15 CTA: A Bootstrapping Process COGNITIVE TASK ANALYSISUnderstanding the way people operatein their worldDiscovering support for how peoplewill operate in their worldGoal :Understand/model expertise se, knowledge,strategies, s, and errorTechniques :Semantic MappingEthnographic / Observational investigationsCritical Incident TechniqueCritical Decision MethodStructured Interview T w TechniquesPractitioner(s)CTAModelDesigBa BasisScratchGrowth of UnderstandingField of Pr PracticeCTA RepresentationPrototype RepresentationGoal :Understand/model complexities,demands, variability, and complicatingfactorsTech chniques :Functional/Means-ends AnalysisEthnographic / Observational investigationsFunctional Task and Workflow ModelingStructured Interview TechniquesThe DomainDiscovering how to support the way the worldwill workUnderstanding the way the world worksTimeTimeExploring the Current WorldExploring the Envisioned WorldAdapted from Carnegie Group, Inc.critical decision method in which participants are asked to describe a specific decision-making incident in detail and then to respond to probes seeking elaboration of important aspects of the decision sequences.Semantic mapping (a.k.a., mind-mapping, idea mapping, word webbing, etc.) is a term which describes a variety of strategies designed to show how key words or concepts are related to one another through graphic representations.Mapping is an effectivetechnique for teaching vocabulary and textual patterns of organization; and it is also effectivefor improving note taking and creative thinking skills.
17 CTA: A Bootstrapping Process COGNITIVE TASK ANALYSISUnderstanding the way people operatein their worldDiscovering support for how peoplewill operate in their worldGoal :Discovery of unsupportedexpertise, knowledge,and strategiesTechniques :Storyboard walkthroughsParticipatory designWizard-of-Oz techniqueHigh-fidelity simulationsGoal :Understand/model expertise, knowledge,strategies, s, and errorTechniques :Semantic MappingEthnographic / Observational investigationsCritical Incident TechniqueCritical Decision MethodStructured Interview T w TechniquesPractitioner(s)Growth th of UnderstandingArtifacts asHypothesesField of Pr PracticeScratchDesign BasisCTA RepresentationPrototype RepresentationThe DomainGoal :Understand/modelcomplexities,demands, variability,and complicatingfactorsTechniques :Functional/Means-ends AnalysisEthnographic / ObservationalinvestigationsFunctional Task and WorkflowModelingStructured Interview TechniquesGoal :Discovery of unsupportedcomplexities,demands, variability, andcomplicating factorsTechniques :Scenario generation based on:- Textbook cases- Complicating factors- Cascading effects- ExceptionsUnderstanding the way the world worksDiscovering how to support the way the worldwill workTimeTimeExploring the Current WorldExploring the Envisioned WorldAdapted from Carnegie Group, Inc.WoZ:
18 Work Analysis v. Task Analysis Descriptive v. Normative v. PrescriptiveEcological focusConstraints v. instructionsMap v. directionsNot a mutually exclusive setnormative analysis focuses on "how decision makers should ideally perform" an activity.
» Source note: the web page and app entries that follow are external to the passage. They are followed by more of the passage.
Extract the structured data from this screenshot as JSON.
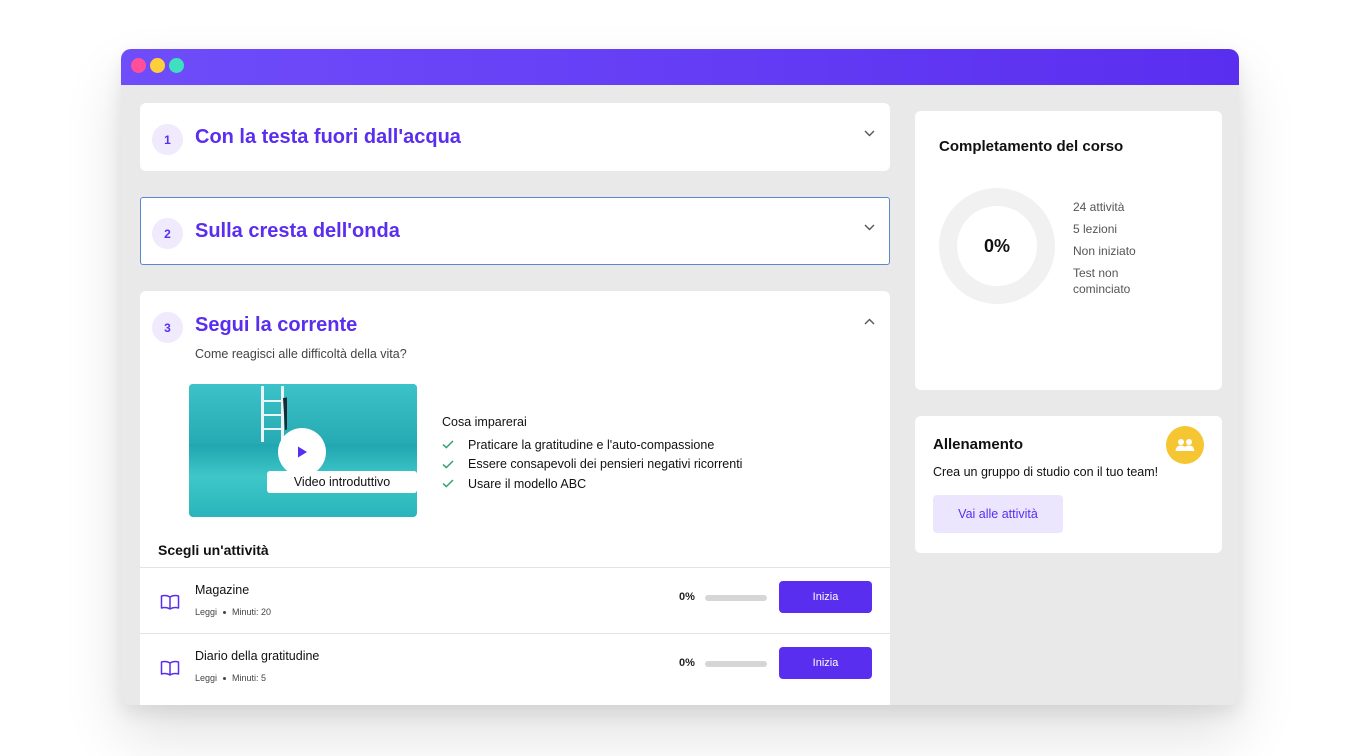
{
  "window": {
    "controls": [
      "close",
      "minimize",
      "maximize"
    ]
  },
  "modules": [
    {
      "number": "1",
      "title": "Con la testa fuori dall'acqua",
      "expanded": false
    },
    {
      "number": "2",
      "title": "Sulla cresta dell'onda",
      "expanded": false,
      "focused": true
    },
    {
      "number": "3",
      "title": "Segui la corrente",
      "subtitle": "Come reagisci alle difficoltà della vita?",
      "expanded": true
    }
  ],
  "video": {
    "caption": "Video introduttivo",
    "icon": "play-icon"
  },
  "learn": {
    "heading": "Cosa imparerai",
    "items": [
      "Praticare la gratitudine e l'auto-compassione",
      "Essere consapevoli dei pensieri negativi ricorrenti",
      "Usare il modello ABC"
    ]
  },
  "activities": {
    "heading": "Scegli un'attività",
    "items": [
      {
        "title": "Magazine",
        "type": "Leggi",
        "minutes": "Minuti: 20",
        "progress_label": "0%",
        "progress": 0,
        "button": "Inizia",
        "icon": "book-icon"
      },
      {
        "title": "Diario della gratitudine",
        "type": "Leggi",
        "minutes": "Minuti: 5",
        "progress_label": "0%",
        "progress": 0,
        "button": "Inizia",
        "icon": "book-icon"
      }
    ]
  },
  "completion": {
    "title": "Completamento del corso",
    "percent_label": "0%",
    "percent": 0,
    "stats": [
      "24 attività",
      "5 lezioni",
      "Non iniziato",
      "Test non cominciato"
    ]
  },
  "training": {
    "title": "Allenamento",
    "description": "Crea un gruppo di studio con il tuo team!",
    "button": "Vai alle attività",
    "icon": "group-icon"
  },
  "colors": {
    "accent": "#5a2eef",
    "accent_light": "#efeafc",
    "badge": "#f5c532",
    "check": "#2fa36b"
  }
}
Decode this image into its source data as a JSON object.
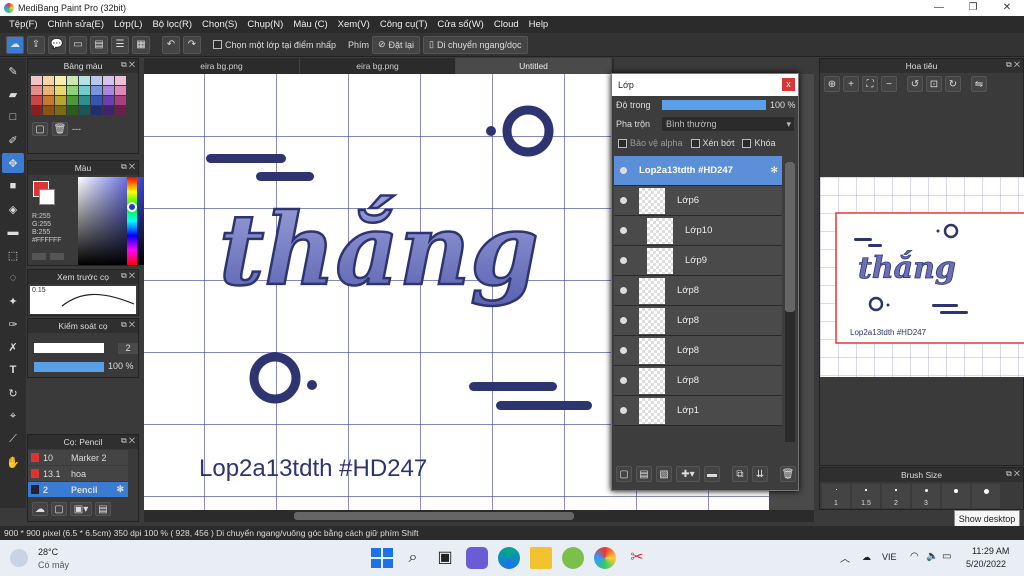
{
  "window": {
    "title": "MediBang Paint Pro (32bit)",
    "controls": [
      "—",
      "❐",
      "✕"
    ]
  },
  "menu": [
    "Tệp(F)",
    "Chỉnh sửa(E)",
    "Lớp(L)",
    "Bộ lọc(R)",
    "Chọn(S)",
    "Chụp(N)",
    "Màu (C)",
    "Xem(V)",
    "Công cụ(T)",
    "Cửa sổ(W)",
    "Cloud",
    "Help"
  ],
  "toolbar": {
    "select_layer_label": "Chọn một lớp tại điểm nhấp",
    "key_label": "Phím",
    "reset_label": "Đặt lại",
    "move_label": "Di chuyển ngang/dọc"
  },
  "tabs": [
    "eira bg.png",
    "eira bg.png",
    "Untitled"
  ],
  "palette_panel": {
    "title": "Bảng màu",
    "colors": [
      "#f2c6c6",
      "#f5d6a8",
      "#f7efb0",
      "#c9e8b5",
      "#b5e3e3",
      "#b8c8ef",
      "#d8c0ef",
      "#efc0dc",
      "#e58b8b",
      "#e9b274",
      "#e6d86a",
      "#8fd27a",
      "#6fcdcd",
      "#7a95e0",
      "#a987e0",
      "#de87bd",
      "#c44",
      "#c77a2b",
      "#b8a52f",
      "#4a9a3a",
      "#2f8f8f",
      "#3656b0",
      "#6a40b0",
      "#a8407f",
      "#8a2020",
      "#8b5313",
      "#7a6c10",
      "#2a5d20",
      "#1a5656",
      "#1f2f70",
      "#3f2370",
      "#6a1f4c"
    ],
    "extra": "---"
  },
  "color_panel": {
    "title": "Màu",
    "r": "R:255",
    "g": "G:255",
    "b": "B:255",
    "hex": "#FFFFFF"
  },
  "preview_panel": {
    "title": "Xem trước cọ",
    "value": "0.15"
  },
  "brush_control_panel": {
    "title": "Kiểm soát cọ",
    "size": "2",
    "opacity": "100 %"
  },
  "brush_list_panel": {
    "title": "Cọ: Pencil",
    "items": [
      {
        "size": "10",
        "name": "Marker 2",
        "color": "#d33"
      },
      {
        "size": "13.1",
        "name": "hoa",
        "color": "#d33"
      },
      {
        "size": "2",
        "name": "Pencil",
        "color": "#3b7bd1"
      }
    ]
  },
  "canvas": {
    "title_text": "thắng",
    "caption": "Lop2a13tdth #HD247"
  },
  "layers": {
    "title": "Lớp",
    "opacity_label": "Độ trong",
    "opacity_value": "100 %",
    "opacity_fraction": 1.0,
    "blend_label": "Pha trộn",
    "blend_value": "Bình thường",
    "protect_alpha": "Bảo vệ alpha",
    "clipping": "Xén bớt",
    "lock": "Khóa",
    "items": [
      {
        "name": "Lop2a13tdth #HD247",
        "selected": true
      },
      {
        "name": "Lớp6"
      },
      {
        "name": "Lớp10",
        "indent": true
      },
      {
        "name": "Lớp9",
        "indent": true
      },
      {
        "name": "Lớp8"
      },
      {
        "name": "Lớp8"
      },
      {
        "name": "Lớp8"
      },
      {
        "name": "Lớp8"
      },
      {
        "name": "Lớp1"
      }
    ]
  },
  "navigator": {
    "title": "Hoa tiêu",
    "caption": "Lop2a13tdth #HD247",
    "thumb_text": "thắng"
  },
  "brush_size": {
    "title": "Brush Size",
    "sizes": [
      "1",
      "1.5",
      "2",
      "3"
    ]
  },
  "tooltip": "Show desktop",
  "status": {
    "text": "900 * 900 pixel  (6.5 * 6.5cm)  350 dpi  100 %  ( 928, 456 )  Di chuyển ngang/vuông góc bằng cách giữ phím Shift"
  },
  "taskbar": {
    "temp": "28°C",
    "weather": "Có mây",
    "lang": "VIE",
    "time": "11:29 AM",
    "date": "5/20/2022"
  },
  "colors": {
    "accent": "#3b7bd1",
    "navy": "#2e3470",
    "grid": "#3a3f8f"
  }
}
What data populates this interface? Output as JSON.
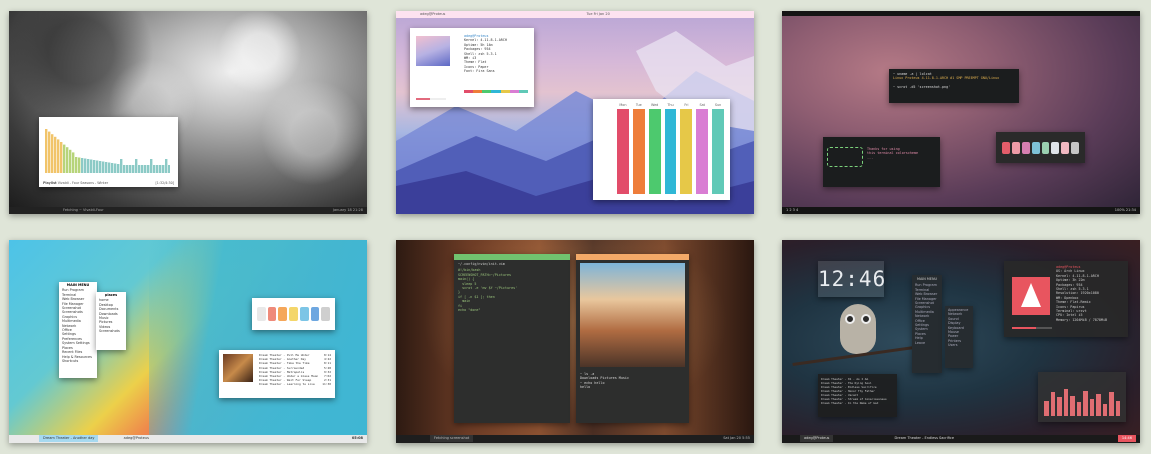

Bell et al. (1988) have claimed that "normative theory has something to do with how idealized, rational, super-intelligent people should think and should act." Normative analysis is often contrasted with prescriptive analysis, which is usually said to be geared toward examining what realpeople ought to do given their real-world constraints and cognitive limitations (or how decision aids might aid real decision makers).
19 Resources A Survey of Cognitive Engineering Methods and Uses ONR/Aptima Cognitive Task Analysis website